Centrist political leaders, young and old, criticise religion based laws.
In a discussion entitled "Youth Nationalism in the Era of Globalisation", in Jakarta on 24th August attended by chairman of Partai Demokrat (PD), Anas Urbaningrum, chairman of the youth wing of Partai Demokrasi Indonesia Perjuangan (PDI-P), Maruarar Sirait, Melki Lakalena from the religion wing of Golkar, and secretary general of Partai Kebangkitan Bangsa (PKB), Yenny Wahid, as well as Universitas Indonesia (UI) lecturer Effendy Gazali, Islam-based sharia laws came in for some criticism.
Anas Urbaningrum, former leader of Himpunan Mahasiswa Islam (HMI), claimed that the local laws based on Islam in some parts of the country (perhaps like in Padang and South Sulawesi) were merely political plays, that they used religion as a cover for political ends and did not reflect the substance, spirit or values of Islam.
Anas described this as "political identity" gone out of control and said that if such laws employed the spirit of Islam, rather than simply using the religion as a cloak, then there would be no problem as they would then be simply a natural part of the country and its make-up, presumably given the fact that most people in Indonesia are Muslim.
The solution to the problem was to ensure that Muslims had a better, much deeper understanding of their religion, he said.
Don't try to force things using religion as a cover, because it won't win support.
Maruarar Sirait of the youth wing of PDI-P said the religious laws came about because the government was weak and he urged young people to develop a different kind of nationalism, one that was presumably not connected to religion.
Meanwhile the lovely Yenny Wahid of PKB said religious laws used the symbolism of Islam only, the package, but not the inside, the meaning. This produced resistance from various quarters all over the country. She said laws that forced women to wear the headscarf (like in Aceh) produced in reaction laws in other places (perhaps like in Manokwari, Papua, one, two) forbidding the wearing of headscarfs.
Melki Lakalena of Golkar, who is from East Nusa Tenggara, complained that the central government was not doing enough to deal with the problematic laws.

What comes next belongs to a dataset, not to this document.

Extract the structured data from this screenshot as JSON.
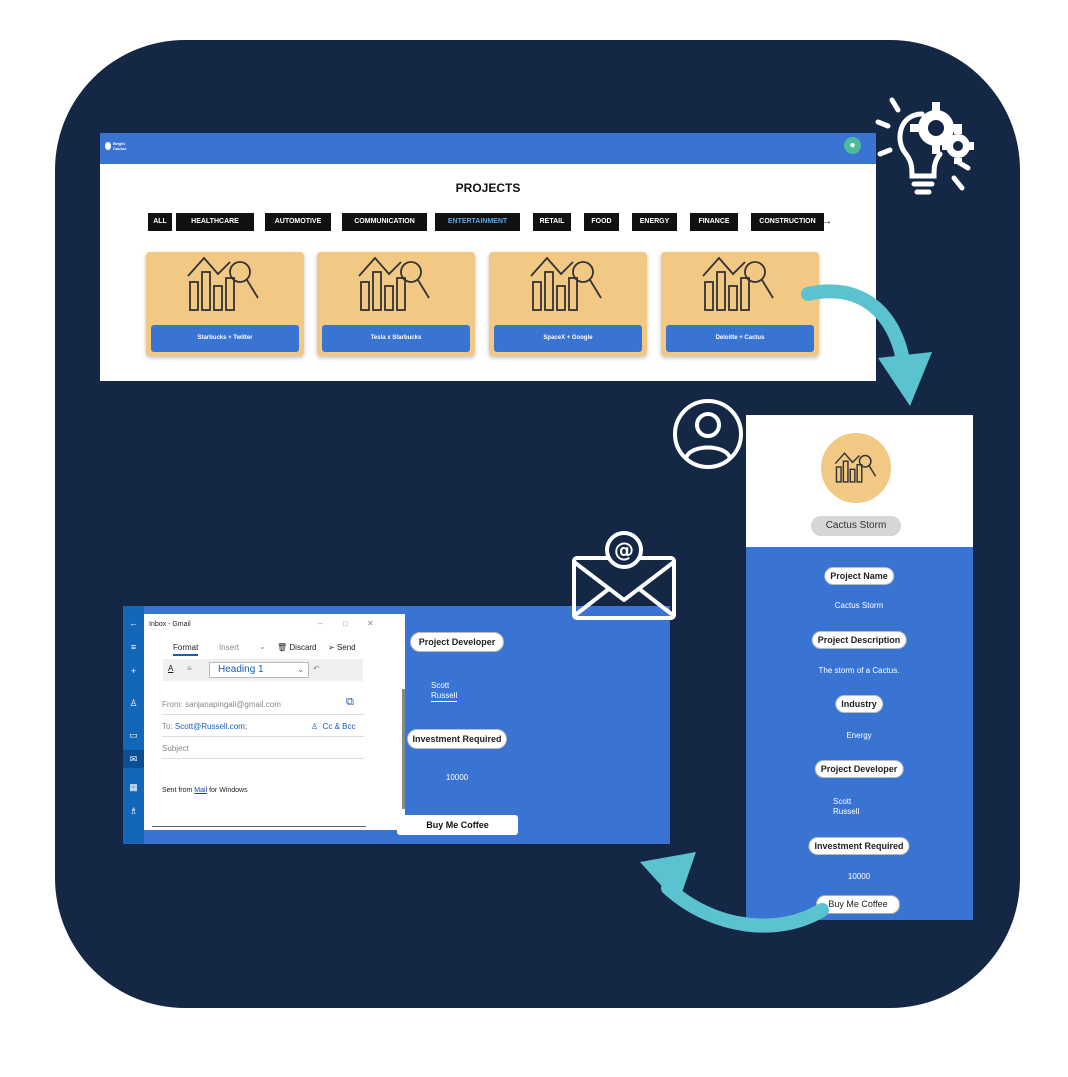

As long as Indonesia got all hot and bothered by symbolic matters the country would remain backward and at the mercy of stronger foreign powers.
Indonesia is not capable of competing in south-east Asia, and the problems of the people are neglected because of these [irrelevant] things.
Meanwhile the recent appointment of the governor of Central Java, Mardiyanto, to the position of Home Affairs minister, has raised hopes among some that the problematic laws will be centrally reviewed and annulled.
Hidayat Bassalman of a state administrative institute says that people of military background, like Mardiyanto, tend to put the interests of national unity above sectarian ones, and that Mardiyanto will prevent the splitting up of the country into enclaves. suarapembaruan
Vice-president Jusuf Kalla yet again voiced his contempt for religious laws at a meeting of the East Java Nahdlatul Ulama on 30th August, claiming that regents and mayors who enacted laws that required sharia observance were insulting God.
Local Islamic laws reduce Islam and sharia to a lower level, insult God, and offend clerics